Thailand needs "professional league" to develop

An exodus of Thai players to foreign leagues has been described as "an ominous sign for a country regarded as a regional powerhouse, but lagging in the development of the game." Listing coaches Witaya Laohakul (to Tori Tori in Japan's third division under a lucrative three-year contract worth around Bt18 million plus bonuses) and Chatchai Paholpat (to the V-League's Hoang Anh Gia Lai, receiving around Bt200,000-Bt300,000 a month) and dynamic midfielder Datsakorn Thonglao (also to Hoang Anh Gia Lai for about Bt200,000 a month for three years), Kitinan Sanguansak wrote in The Nation that "it seems ridiculous for a country regarded as a kingpin in the region to have players and coaches ply their trade in neighbouring countries."

The answer to the "vexing question" of "why Thailand cannot hold on to its well-known performers" is, he said, that "Thailand's football league continues to stumble along as a semi-professional competition, even though the concerned parties have tried to promote it as a professional one ... [and] cannot survive without financial support from the government ...

"The foundation of a professional league is central to the development of football in any country. The obvious thinking is that 'a strong league will strengthen a national team' as the league will produce strong players for the national team. This is clearly illustrated by the progression of Japanese football, which has gone from being a peripheral player to a major force in the region, thanks largely to the growth of the J-League.
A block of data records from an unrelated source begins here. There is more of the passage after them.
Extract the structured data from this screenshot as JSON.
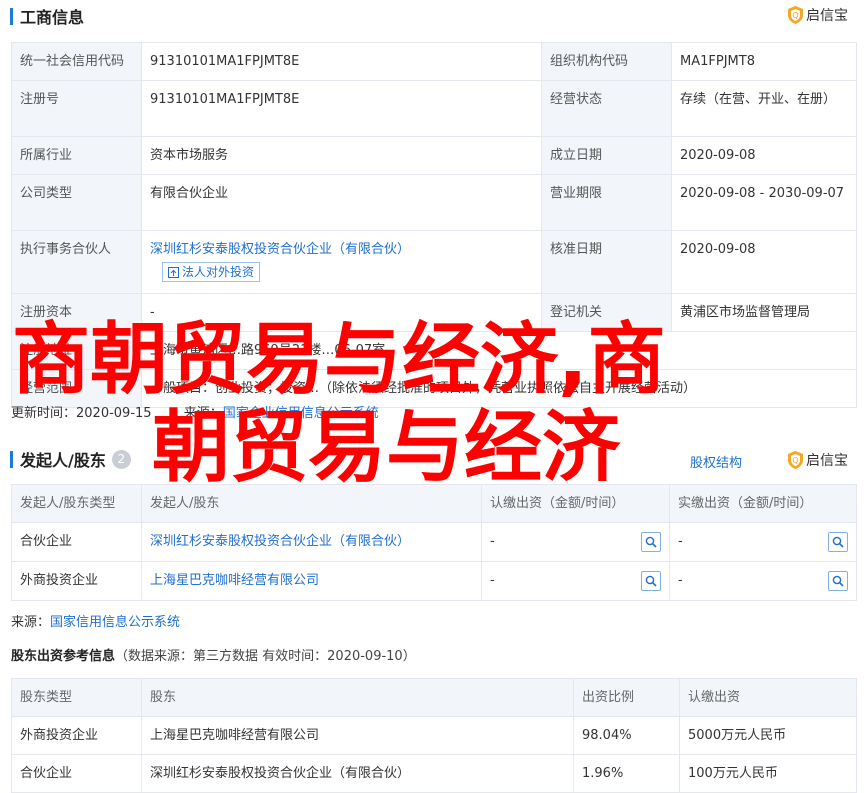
{
  "business_info": {
    "title": "工商信息",
    "badge": "启信宝",
    "rows": [
      {
        "l1": "统一社会信用代码",
        "v1": "91310101MA1FPJMT8E",
        "l2": "组织机构代码",
        "v2": "MA1FPJMT8"
      },
      {
        "l1": "注册号",
        "v1": "91310101MA1FPJMT8E",
        "l2": "经营状态",
        "v2": "存续（在营、开业、在册）"
      },
      {
        "l1": "所属行业",
        "v1": "资本市场服务",
        "l2": "成立日期",
        "v2": "2020-09-08"
      },
      {
        "l1": "公司类型",
        "v1": "有限合伙企业",
        "l2": "营业期限",
        "v2": "2020-09-08 - 2030-09-07"
      },
      {
        "l1": "执行事务合伙人",
        "v1": "深圳红杉安泰股权投资合伙企业（有限合伙）",
        "l2": "核准日期",
        "v2": "2020-09-08"
      },
      {
        "l1": "注册资本",
        "v1": "-",
        "l2": "登记机关",
        "v2": "黄浦区市场监督管理局"
      }
    ],
    "partner_button": "法人对外投资",
    "partial_rows": [
      {
        "l": "注册地址",
        "v": "上海市黄浦区…路969号21楼…06-07室"
      },
      {
        "l": "经营范围",
        "v": "一般项目：创业投资；投资…（除依法须经批准的项目外，凭营业执照依法自主开展经营活动）"
      }
    ],
    "update_label": "更新时间：",
    "update_time": "2020-09-15",
    "source_label": "来源：",
    "source": "国家企业信用信息公示系统"
  },
  "shareholders": {
    "title": "发起人/股东",
    "count": "2",
    "equity_link": "股权结构",
    "badge": "启信宝",
    "headers": [
      "发起人/股东类型",
      "发起人/股东",
      "认缴出资（金额/时间）",
      "实缴出资（金额/时间）"
    ],
    "rows": [
      {
        "type": "合伙企业",
        "name": "深圳红杉安泰股权投资合伙企业（有限合伙）",
        "sub": "-",
        "paid": "-"
      },
      {
        "type": "外商投资企业",
        "name": "上海星巴克咖啡经营有限公司",
        "sub": "-",
        "paid": "-"
      }
    ],
    "source_label": "来源：",
    "source": "国家信用信息公示系统"
  },
  "reference": {
    "title": "股东出资参考信息",
    "meta": "（数据来源：第三方数据 有效时间：2020-09-10）",
    "headers": [
      "股东类型",
      "股东",
      "出资比例",
      "认缴出资"
    ],
    "rows": [
      {
        "type": "外商投资企业",
        "name": "上海星巴克咖啡经营有限公司",
        "ratio": "98.04%",
        "amount": "5000万元人民币"
      },
      {
        "type": "合伙企业",
        "name": "深圳红杉安泰股权投资合伙企业（有限合伙）",
        "ratio": "1.96%",
        "amount": "100万元人民币"
      }
    ]
  },
  "overlay": {
    "line1": "商朝贸易与经济,商",
    "line2": "朝贸易与经济"
  },
  "colors": {
    "accent": "#1a7bd8",
    "link": "#1f6fd0",
    "overlay": "#ff0000",
    "label_bg": "#f2f6fb"
  }
}
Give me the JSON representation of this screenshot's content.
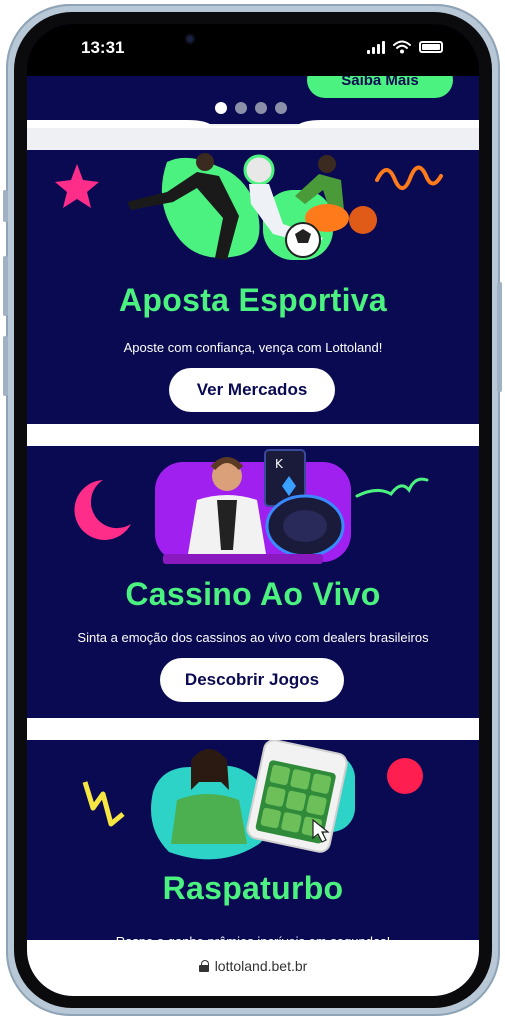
{
  "status_bar": {
    "time": "13:31"
  },
  "hero": {
    "cta_label": "Saiba Mais",
    "carousel": {
      "count": 4,
      "active": 1
    }
  },
  "cards": [
    {
      "title": "Aposta Esportiva",
      "subtitle": "Aposte com confiança, vença com Lottoland!",
      "button": "Ver Mercados"
    },
    {
      "title": "Cassino Ao Vivo",
      "subtitle": "Sinta a emoção dos cassinos ao vivo com dealers brasileiros",
      "button": "Descobrir Jogos"
    },
    {
      "title": "Raspaturbo",
      "subtitle": "Raspe e ganhe prêmios incríveis em segundos!"
    }
  ],
  "browser": {
    "url": "lottoland.bet.br"
  },
  "colors": {
    "navy": "#0a0a52",
    "green": "#4cf27f",
    "pink": "#ff2d8a",
    "yellow": "#f5e642",
    "red": "#ff1e50"
  },
  "icons": [
    "signal-icon",
    "wifi-icon",
    "battery-icon",
    "lock-icon",
    "star-icon",
    "moon-icon",
    "lightning-icon"
  ]
}
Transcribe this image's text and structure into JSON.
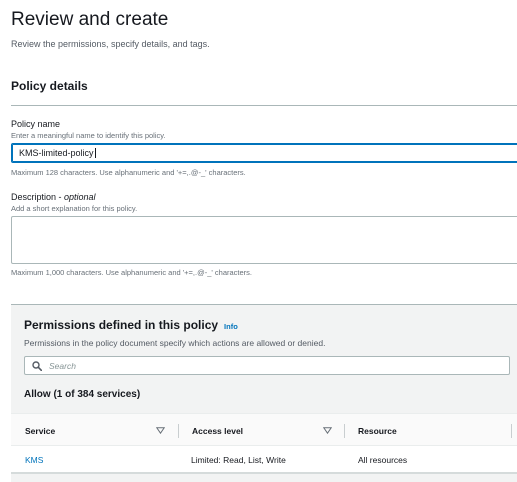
{
  "header": {
    "title": "Review and create",
    "subtitle": "Review the permissions, specify details, and tags."
  },
  "policy_details": {
    "section_title": "Policy details",
    "name": {
      "label": "Policy name",
      "hint": "Enter a meaningful name to identify this policy.",
      "value": "KMS-limited-policy",
      "constraint": "Maximum 128 characters. Use alphanumeric and '+=,.@-_' characters."
    },
    "description": {
      "label": "Description - ",
      "label_optional": "optional",
      "hint": "Add a short explanation for this policy.",
      "value": "",
      "constraint": "Maximum 1,000 characters. Use alphanumeric and '+=,.@-_' characters."
    }
  },
  "permissions": {
    "title": "Permissions defined in this policy",
    "info_label": "Info",
    "description": "Permissions in the policy document specify which actions are allowed or denied.",
    "search_placeholder": "Search",
    "allow_title": "Allow (1 of 384 services)",
    "columns": [
      "Service",
      "Access level",
      "Resource"
    ],
    "rows": [
      {
        "service": "KMS",
        "access_level": "Limited: Read, List, Write",
        "resource": "All resources"
      }
    ]
  },
  "colors": {
    "link": "#0073bb",
    "focus_border": "#0073bb",
    "panel_bg": "#f2f3f3"
  },
  "icons": [
    "search-icon",
    "sort-down-icon"
  ]
}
All of Japan's stars, such as Celtic playmaker Shunsuke Nakamura, who have developed into world-class players are a product of their own league," he argued.